Output, exactly and in full, the entries that appear below.

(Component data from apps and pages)
Segment Open

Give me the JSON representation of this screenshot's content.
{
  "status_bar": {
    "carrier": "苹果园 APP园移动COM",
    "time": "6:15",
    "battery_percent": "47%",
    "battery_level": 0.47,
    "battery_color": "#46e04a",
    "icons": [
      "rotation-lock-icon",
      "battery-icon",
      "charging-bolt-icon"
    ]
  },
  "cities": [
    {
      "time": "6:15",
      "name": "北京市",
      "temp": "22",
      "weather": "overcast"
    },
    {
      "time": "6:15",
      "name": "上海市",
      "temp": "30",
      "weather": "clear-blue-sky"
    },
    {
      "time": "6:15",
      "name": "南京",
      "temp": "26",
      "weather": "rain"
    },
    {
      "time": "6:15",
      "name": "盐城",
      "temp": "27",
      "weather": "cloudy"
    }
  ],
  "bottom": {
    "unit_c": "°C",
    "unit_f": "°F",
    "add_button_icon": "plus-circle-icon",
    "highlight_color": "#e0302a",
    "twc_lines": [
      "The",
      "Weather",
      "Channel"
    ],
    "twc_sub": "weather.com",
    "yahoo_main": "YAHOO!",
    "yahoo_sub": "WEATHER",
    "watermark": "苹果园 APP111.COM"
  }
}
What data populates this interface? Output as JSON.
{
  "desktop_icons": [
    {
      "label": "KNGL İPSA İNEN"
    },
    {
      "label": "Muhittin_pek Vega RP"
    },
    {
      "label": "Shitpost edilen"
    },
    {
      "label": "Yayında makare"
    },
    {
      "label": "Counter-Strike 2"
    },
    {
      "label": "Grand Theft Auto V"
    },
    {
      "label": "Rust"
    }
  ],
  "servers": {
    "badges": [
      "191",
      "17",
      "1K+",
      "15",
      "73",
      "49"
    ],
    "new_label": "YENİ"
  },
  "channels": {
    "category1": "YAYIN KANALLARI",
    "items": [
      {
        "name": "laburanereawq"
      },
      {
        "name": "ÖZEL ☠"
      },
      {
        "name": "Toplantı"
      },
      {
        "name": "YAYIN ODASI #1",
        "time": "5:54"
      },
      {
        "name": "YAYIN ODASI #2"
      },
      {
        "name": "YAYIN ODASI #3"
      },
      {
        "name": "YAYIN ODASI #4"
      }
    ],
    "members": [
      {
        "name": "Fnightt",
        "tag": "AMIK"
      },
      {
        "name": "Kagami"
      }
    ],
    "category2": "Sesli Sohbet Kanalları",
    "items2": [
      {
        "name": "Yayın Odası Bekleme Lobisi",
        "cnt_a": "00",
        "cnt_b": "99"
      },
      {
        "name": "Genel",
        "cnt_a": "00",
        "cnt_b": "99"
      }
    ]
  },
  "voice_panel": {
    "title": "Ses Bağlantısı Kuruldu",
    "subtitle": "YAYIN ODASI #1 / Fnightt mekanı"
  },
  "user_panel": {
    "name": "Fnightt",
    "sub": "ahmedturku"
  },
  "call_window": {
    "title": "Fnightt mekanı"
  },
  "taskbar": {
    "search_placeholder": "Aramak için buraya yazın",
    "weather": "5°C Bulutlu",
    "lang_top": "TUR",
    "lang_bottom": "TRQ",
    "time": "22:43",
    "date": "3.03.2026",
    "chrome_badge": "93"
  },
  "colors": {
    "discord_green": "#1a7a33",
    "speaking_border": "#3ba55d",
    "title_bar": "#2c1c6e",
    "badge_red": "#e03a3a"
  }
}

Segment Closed

SOLUTION BELOW:
Give me the JSON representation of this screenshot's content.
{
  "status_bar": {
    "carrier": "苹果园 APP园移动COM",
    "time": "6:15",
    "battery_percent": "47%",
    "battery_level": 0.47,
    "battery_color": "#46e04a",
    "icons": [
      "rotation-lock-icon",
      "battery-icon",
      "charging-bolt-icon"
    ]
  },
  "cities": [
    {
      "time": "6:15",
      "name": "北京市",
      "temp": "22",
      "weather": "overcast"
    },
    {
      "time": "6:15",
      "name": "上海市",
      "temp": "30",
      "weather": "clear-blue-sky"
    },
    {
      "time": "6:15",
      "name": "南京",
      "temp": "26",
      "weather": "rain"
    },
    {
      "time": "6:15",
      "name": "盐城",
      "temp": "27",
      "weather": "cloudy"
    }
  ],
  "bottom": {
    "unit_c": "°C",
    "unit_f": "°F",
    "add_button_icon": "plus-circle-icon",
    "highlight_color": "#e0302a",
    "twc_lines": [
      "The",
      "Weather",
      "Channel"
    ],
    "twc_sub": "weather.com",
    "yahoo_main": "YAHOO!",
    "yahoo_sub": "WEATHER",
    "watermark": "苹果园 APP111.COM"
  }
}
What data populates this interface? Output as JSON.
{
  "desktop_icons": [
    {
      "label": "KNGL İPSA İNEN"
    },
    {
      "label": "Muhittin_pek Vega RP"
    },
    {
      "label": "Shitpost edilen"
    },
    {
      "label": "Yayında makare"
    },
    {
      "label": "Counter-Strike 2"
    },
    {
      "label": "Grand Theft Auto V"
    },
    {
      "label": "Rust"
    }
  ],
  "servers": {
    "badges": [
      "191",
      "17",
      "1K+",
      "15",
      "73",
      "49"
    ],
    "new_label": "YENİ"
  },
  "channels": {
    "category1": "YAYIN KANALLARI",
    "items": [
      {
        "name": "laburanereawq"
      },
      {
        "name": "ÖZEL ☠"
      },
      {
        "name": "Toplantı"
      },
      {
        "name": "YAYIN ODASI #1",
        "time": "5:54"
      },
      {
        "name": "YAYIN ODASI #2"
      },
      {
        "name": "YAYIN ODASI #3"
      },
      {
        "name": "YAYIN ODASI #4"
      }
    ],
    "members": [
      {
        "name": "Fnightt",
        "tag": "AMIK"
      },
      {
        "name": "Kagami"
      }
    ],
    "category2": "Sesli Sohbet Kanalları",
    "items2": [
      {
        "name": "Yayın Odası Bekleme Lobisi",
        "cnt_a": "00",
        "cnt_b": "99"
      },
      {
        "name": "Genel",
        "cnt_a": "00",
        "cnt_b": "99"
      }
    ]
  },
  "voice_panel": {
    "title": "Ses Bağlantısı Kuruldu",
    "subtitle": "YAYIN ODASI #1 / Fnightt mekanı"
  },
  "user_panel": {
    "name": "Fnightt",
    "sub": "ahmedturku"
  },
  "call_window": {
    "title": "Fnightt mekanı"
  },
  "taskbar": {
    "search_placeholder": "Aramak için buraya yazın",
    "weather": "5°C Bulutlu",
    "lang_top": "TUR",
    "lang_bottom": "TRQ",
    "time": "22:43",
    "date": "3.03.2026",
    "chrome_badge": "93"
  },
  "colors": {
    "discord_green": "#1a7a33",
    "speaking_border": "#3ba55d",
    "title_bar": "#2c1c6e",
    "badge_red": "#e03a3a"
  }
}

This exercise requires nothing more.